◆ **Aim of the task**:
For the material below, state how many lines have the word "icon" in them, with no other words.

◆ **Records for the task**:
_ _ _ _ _ _ _

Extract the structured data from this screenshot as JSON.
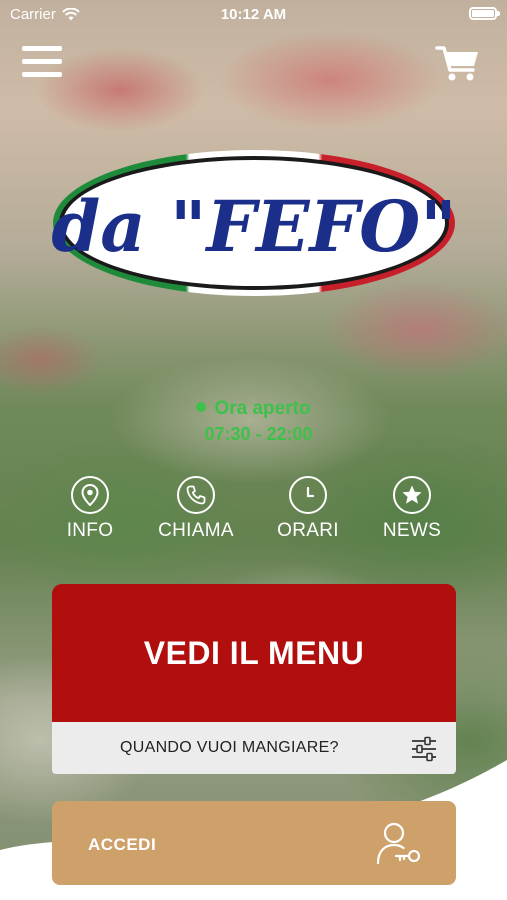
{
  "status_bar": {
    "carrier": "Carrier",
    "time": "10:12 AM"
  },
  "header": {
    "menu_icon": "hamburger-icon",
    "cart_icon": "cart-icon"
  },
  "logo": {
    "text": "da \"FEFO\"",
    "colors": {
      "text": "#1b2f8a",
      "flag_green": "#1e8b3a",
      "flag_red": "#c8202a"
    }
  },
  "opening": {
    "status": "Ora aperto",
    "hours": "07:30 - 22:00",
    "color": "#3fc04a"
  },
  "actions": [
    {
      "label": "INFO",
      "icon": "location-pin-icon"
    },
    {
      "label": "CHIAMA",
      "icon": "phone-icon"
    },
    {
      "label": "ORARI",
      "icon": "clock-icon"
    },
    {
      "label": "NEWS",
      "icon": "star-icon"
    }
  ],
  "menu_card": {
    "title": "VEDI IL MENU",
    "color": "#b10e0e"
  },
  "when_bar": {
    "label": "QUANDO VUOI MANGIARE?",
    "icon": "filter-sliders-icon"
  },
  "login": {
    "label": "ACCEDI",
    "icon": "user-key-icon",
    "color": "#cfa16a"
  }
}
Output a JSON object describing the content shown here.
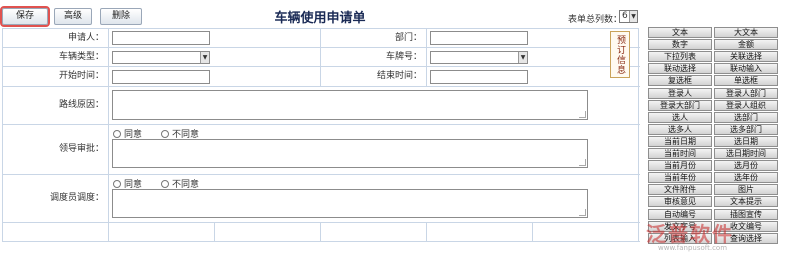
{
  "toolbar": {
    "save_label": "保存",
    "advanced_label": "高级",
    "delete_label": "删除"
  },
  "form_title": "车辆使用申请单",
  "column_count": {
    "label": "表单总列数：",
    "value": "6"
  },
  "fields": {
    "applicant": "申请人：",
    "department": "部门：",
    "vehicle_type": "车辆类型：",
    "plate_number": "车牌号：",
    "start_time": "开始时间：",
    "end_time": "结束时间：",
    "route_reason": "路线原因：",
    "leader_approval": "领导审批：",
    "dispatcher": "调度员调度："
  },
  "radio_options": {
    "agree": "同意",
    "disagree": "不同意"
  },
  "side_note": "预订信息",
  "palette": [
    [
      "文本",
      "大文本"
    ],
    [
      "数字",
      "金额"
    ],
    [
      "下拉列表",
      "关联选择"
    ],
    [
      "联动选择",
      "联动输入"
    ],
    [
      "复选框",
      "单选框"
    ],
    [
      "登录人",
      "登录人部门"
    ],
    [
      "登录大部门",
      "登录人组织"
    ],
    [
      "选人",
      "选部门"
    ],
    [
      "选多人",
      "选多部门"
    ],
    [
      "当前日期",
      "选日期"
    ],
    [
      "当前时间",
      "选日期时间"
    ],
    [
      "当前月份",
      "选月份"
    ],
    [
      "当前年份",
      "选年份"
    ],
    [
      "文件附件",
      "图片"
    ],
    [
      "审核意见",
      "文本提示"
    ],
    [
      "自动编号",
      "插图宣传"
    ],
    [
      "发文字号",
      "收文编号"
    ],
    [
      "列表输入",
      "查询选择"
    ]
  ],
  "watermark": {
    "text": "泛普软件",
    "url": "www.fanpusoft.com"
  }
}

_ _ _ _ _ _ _

◆ **Output**:
8